One of the most infuriating things about healthcare in the United States is that not only is it viciously expensive, the private insurance system is a deliberately confusing labyrinth filled with tricks and traps designed to maximize profit both for the insurance companies and for healthcare providers.
Prices for care vary widely not only from place to place, but also depending on who’s actually paying. The overwhelming majority of transactions in our day to day lives deal with fixed prices. The price one person pays is the same as the one everyone else pays, and things like haggling are not even an option. You pay the asking price, or you don’t buy that product.
That means that when we get a bill for hundreds or thousands of dollars for something related to health care, we tend to assume that’s just the cost, and seeing the size of some of those bills, it’s not hard to understand why people would be willing to pay hundreds or even thousands of dollars per month to avoid a bill of tens or hundreds of thousands of dollars for accident or illness. A good health insurance plan can make a huge difference in the life of a U.S. resident.
For example, when I spent a semester in Tanzania, I took the anti-malarial drug Malarone. It was the best option available, particularly because the alternatives had common side effects like intense, usually unpleasant dreams, or increased sensitivity to solar radiation.
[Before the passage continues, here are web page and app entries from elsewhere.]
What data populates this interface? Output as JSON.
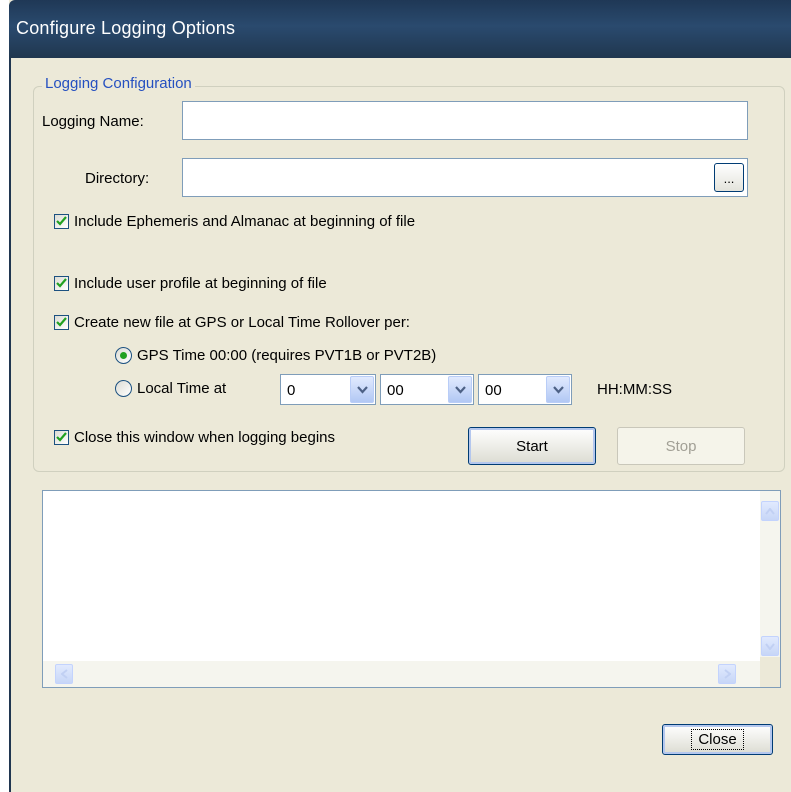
{
  "window": {
    "title": "Configure Logging Options"
  },
  "group": {
    "legend": "Logging Configuration"
  },
  "fields": {
    "logging_name_label": "Logging Name:",
    "logging_name_value": "",
    "directory_label": "Directory:",
    "directory_value": "",
    "browse_label": "..."
  },
  "checkboxes": {
    "ephemeris": {
      "label": "Include Ephemeris and Almanac at beginning of file",
      "checked": true
    },
    "user_profile": {
      "label": "Include user profile at beginning of file",
      "checked": true
    },
    "rollover": {
      "label": "Create new file at GPS or Local Time Rollover per:",
      "checked": true
    },
    "close_window": {
      "label": "Close this window when logging begins",
      "checked": true
    }
  },
  "radios": {
    "gps_time": {
      "label": "GPS Time 00:00 (requires PVT1B or PVT2B)",
      "selected": true
    },
    "local_time": {
      "label": "Local Time at",
      "selected": false
    }
  },
  "time_selects": {
    "hours": "0",
    "minutes": "00",
    "seconds": "00",
    "format": "HH:MM:SS"
  },
  "buttons": {
    "start": "Start",
    "stop": "Stop",
    "close": "Close"
  },
  "log": {
    "text": ""
  },
  "colors": {
    "titlebar": "#2a4a6e",
    "dialog": "#ece9d8",
    "legend": "#2550c0",
    "radio_dot": "#21a121"
  }
}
For a northerner visiting the tropics, it’s generally a bad idea to do things that make sunburns more likely.
The problem is that Malarone is more expensive. It’s a daily pill, and at the time I believe it cost $5USD per pill. Nowadays the same supply would cost a little over $7USD per pill. For a four month trip, that’s around $600, on top of any other expenses. The insurance I had at the time, through my father’s work, covered it entirely.
That’s not the actual cost to make the pills though- not even close. It’s also probably not what the insurance company paid for them.
The relationship between patient and insurer is very adversarial, resulting in the aforementioned labyrinth, but beyond that, the bills patients see are almost never what insurance companies pay. They negotiate better rates and prices, and then try to push the costs they can’t negotiate away onto the patient, with the kinds of results David Pakman discusses in this clip:
I can’t help but feel that the extortionate “asking price” helps push people into paying so much for insurance, to avoid medical bankruptcy.
My own experiences include a plan in 2008 and 2009 that wouldn’t cover any emergency rooms within about 10 miles of where I lived, spending months and countless hours trying to confirm that the coverage I was paying for in 2018 and 2019 was active, and on trying to find a doctor that would even accept it, getting charged $200 out of pocket for a 10 minute consultation with a doctor when it turned out the card I had been paying $600 per month to get wasn’t working, and many other delightful experiences.
I took a fall on my bicycle in 2009 that cracked my helmet in half, and decided to hope no serious damage had been done rather than pay for the emergency room. I was hit by a car while commuting on my bike in 2013 (the driver’s fault), and had to turn down the ambulance ride and avoid getting my injuries checked out for the same reason. In both cases, I got lucky.
The entire world is subjected to relentless propaganda about how the United States is “the greatest country in the world”, but much of that is just incidental exposure to messaging aimed at American citizens, designed apparently to keep us from realizing the degree to which we are mistreated by our country and its ruling class.
I sometimes see people from Europe wondering why Americans don’t take to the streets over things like the healthcare situation, poor wages and inadequate safety nets, and so much more. A lot of it is things like this. Protesters risk arrest. Many companies reserve the right to fire employees who get arrested, or who miss work because they got arrested, or who miss work for a protest or a strike. Losing work isn’t just losing a paycheck, for many it’s also losing access to healthcare.
Protesting for any change in a left-wing direction can result in brutal attacks by police with kinetic and chemical weapons, which can result in massive medical bills. Rioting even more so (though police often try to turn peaceful protests into riots).
The reality of the United States is that it has found ways to repress its citizenry far beyond what you might think is happening based on what the law says. Rather than direct government control, corporations set the conditions under which people can have a stable, healthy life, and the government only has to prevent you from getting around the obstacles created by the corporations.
Health insurance companies levy heavy taxes for access to medicine, the government just ensures that there’s no better alternative than paying, and that same pattern exists throughout the system.
That’s why so much activism now includes efforts to help protesters avoid the steep penalties for exercising their right to protest, and it’s also why I ended up settling on my favoured approach to working for change.
This same dynamic exists to various extents in all capitalist countries. It is not the only form of repression, but despite all the talk about the “free” nature of capitalism, it is still a form of repression, and from what I can tell, it’s only getting worse.
If you want to help pay for the content of this blog, cover the costs of my recent move, and feed my pets, please head over to the Oceanoxia Collective on Patreon. My patrons are a wonderful group of people who give according to their abilities that I might live and work according to my needs. I’m grateful for every one of them, and you could join their ranks for as little as one U.S. dollar per month!